[Dataset rows describing interfaces]
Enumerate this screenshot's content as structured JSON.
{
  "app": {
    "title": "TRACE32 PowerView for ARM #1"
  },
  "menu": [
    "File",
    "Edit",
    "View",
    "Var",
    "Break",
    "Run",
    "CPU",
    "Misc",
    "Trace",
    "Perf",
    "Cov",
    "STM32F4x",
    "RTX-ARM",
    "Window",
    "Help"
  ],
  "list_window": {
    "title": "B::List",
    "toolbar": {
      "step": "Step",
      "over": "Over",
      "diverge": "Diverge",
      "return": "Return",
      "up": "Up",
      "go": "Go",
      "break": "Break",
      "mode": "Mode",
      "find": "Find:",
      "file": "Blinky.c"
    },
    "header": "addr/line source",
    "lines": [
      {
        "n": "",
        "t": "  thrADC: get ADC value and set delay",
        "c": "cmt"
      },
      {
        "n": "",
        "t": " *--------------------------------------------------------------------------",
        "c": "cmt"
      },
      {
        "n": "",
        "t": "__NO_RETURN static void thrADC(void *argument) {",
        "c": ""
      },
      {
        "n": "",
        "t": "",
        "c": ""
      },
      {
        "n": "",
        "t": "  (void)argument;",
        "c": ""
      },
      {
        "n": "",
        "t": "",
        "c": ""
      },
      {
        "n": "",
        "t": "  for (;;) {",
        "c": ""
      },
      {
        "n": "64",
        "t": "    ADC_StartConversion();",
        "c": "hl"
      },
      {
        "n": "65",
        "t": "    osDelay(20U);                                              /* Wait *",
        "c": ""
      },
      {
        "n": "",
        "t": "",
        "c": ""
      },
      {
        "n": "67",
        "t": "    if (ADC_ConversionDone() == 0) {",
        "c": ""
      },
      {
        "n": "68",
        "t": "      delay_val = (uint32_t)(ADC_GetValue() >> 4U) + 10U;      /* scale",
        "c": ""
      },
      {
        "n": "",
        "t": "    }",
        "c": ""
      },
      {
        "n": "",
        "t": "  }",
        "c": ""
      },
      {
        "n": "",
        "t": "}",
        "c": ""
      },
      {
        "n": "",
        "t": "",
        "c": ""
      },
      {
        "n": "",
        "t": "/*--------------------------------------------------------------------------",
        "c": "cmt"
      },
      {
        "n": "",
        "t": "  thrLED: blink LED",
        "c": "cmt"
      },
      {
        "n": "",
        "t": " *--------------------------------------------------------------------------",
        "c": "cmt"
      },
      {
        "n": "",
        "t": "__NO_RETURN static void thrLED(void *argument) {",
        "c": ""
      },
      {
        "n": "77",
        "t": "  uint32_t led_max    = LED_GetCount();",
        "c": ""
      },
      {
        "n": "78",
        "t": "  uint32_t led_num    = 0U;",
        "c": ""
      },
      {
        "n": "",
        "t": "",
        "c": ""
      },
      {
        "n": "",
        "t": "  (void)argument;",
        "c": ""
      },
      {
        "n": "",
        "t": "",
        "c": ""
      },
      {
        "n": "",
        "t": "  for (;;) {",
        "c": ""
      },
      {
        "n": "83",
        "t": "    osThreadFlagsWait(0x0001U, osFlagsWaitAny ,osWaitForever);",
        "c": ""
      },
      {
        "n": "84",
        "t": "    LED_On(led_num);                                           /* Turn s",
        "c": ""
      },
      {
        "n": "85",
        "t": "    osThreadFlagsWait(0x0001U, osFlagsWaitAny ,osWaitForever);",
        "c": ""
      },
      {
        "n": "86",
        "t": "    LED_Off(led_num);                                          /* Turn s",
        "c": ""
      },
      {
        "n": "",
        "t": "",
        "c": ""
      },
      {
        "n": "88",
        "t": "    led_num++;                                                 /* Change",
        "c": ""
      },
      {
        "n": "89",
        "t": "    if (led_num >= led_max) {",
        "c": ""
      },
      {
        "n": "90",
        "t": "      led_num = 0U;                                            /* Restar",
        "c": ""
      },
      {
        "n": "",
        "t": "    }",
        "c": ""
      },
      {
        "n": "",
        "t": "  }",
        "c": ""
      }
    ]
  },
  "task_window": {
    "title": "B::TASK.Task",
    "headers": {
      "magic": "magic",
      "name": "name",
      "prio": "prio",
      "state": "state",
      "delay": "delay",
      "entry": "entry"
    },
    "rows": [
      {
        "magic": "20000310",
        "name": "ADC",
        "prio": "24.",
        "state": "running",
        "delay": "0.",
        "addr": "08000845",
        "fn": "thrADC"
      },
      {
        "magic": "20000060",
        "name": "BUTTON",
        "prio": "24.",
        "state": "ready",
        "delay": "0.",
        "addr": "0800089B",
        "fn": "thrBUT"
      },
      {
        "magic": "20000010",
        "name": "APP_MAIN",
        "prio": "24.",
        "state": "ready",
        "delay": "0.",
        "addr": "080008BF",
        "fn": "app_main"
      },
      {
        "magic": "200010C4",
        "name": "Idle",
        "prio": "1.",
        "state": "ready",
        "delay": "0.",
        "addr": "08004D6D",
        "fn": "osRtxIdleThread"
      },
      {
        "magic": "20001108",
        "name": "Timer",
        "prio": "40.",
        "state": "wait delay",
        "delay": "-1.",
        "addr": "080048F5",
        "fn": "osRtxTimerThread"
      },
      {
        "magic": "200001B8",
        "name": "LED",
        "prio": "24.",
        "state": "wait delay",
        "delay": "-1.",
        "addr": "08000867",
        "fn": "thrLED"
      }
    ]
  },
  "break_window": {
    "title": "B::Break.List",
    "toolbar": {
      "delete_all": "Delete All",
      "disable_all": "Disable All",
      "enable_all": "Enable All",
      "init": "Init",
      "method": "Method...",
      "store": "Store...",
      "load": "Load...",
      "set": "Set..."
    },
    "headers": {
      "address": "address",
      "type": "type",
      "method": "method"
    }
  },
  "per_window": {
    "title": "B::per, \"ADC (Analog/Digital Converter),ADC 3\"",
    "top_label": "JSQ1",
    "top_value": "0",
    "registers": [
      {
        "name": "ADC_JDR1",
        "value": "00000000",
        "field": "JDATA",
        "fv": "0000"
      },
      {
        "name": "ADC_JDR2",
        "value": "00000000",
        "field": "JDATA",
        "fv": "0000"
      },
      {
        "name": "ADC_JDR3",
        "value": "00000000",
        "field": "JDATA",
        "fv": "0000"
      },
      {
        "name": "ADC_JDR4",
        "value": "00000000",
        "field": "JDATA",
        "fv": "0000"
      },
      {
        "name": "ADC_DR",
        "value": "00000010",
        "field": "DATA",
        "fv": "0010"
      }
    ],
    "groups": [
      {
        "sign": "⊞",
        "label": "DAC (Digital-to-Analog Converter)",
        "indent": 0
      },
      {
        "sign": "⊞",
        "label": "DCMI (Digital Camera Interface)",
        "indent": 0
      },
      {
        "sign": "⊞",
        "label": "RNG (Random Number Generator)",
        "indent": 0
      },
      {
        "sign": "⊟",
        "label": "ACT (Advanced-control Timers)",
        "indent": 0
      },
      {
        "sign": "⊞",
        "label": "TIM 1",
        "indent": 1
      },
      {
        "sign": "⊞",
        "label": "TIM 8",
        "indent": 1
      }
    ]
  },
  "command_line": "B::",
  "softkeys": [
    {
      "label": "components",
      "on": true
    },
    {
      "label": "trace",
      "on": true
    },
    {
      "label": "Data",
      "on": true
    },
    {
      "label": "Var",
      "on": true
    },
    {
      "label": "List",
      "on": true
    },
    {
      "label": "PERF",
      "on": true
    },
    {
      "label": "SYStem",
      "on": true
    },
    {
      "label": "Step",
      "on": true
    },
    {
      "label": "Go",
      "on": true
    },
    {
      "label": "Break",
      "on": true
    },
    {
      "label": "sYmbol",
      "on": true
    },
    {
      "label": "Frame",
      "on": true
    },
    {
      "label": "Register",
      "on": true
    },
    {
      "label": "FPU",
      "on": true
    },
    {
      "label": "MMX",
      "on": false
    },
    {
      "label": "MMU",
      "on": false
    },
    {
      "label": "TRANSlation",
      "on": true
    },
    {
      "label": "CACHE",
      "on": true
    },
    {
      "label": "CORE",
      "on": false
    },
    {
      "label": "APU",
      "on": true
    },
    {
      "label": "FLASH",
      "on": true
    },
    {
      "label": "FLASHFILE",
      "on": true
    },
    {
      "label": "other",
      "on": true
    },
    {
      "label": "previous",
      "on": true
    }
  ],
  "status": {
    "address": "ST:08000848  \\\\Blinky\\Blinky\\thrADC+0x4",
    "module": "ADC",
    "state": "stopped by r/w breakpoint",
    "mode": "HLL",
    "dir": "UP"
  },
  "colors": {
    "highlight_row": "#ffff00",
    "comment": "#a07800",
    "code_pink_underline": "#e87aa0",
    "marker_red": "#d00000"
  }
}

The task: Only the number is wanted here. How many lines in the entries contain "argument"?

Written solution: 4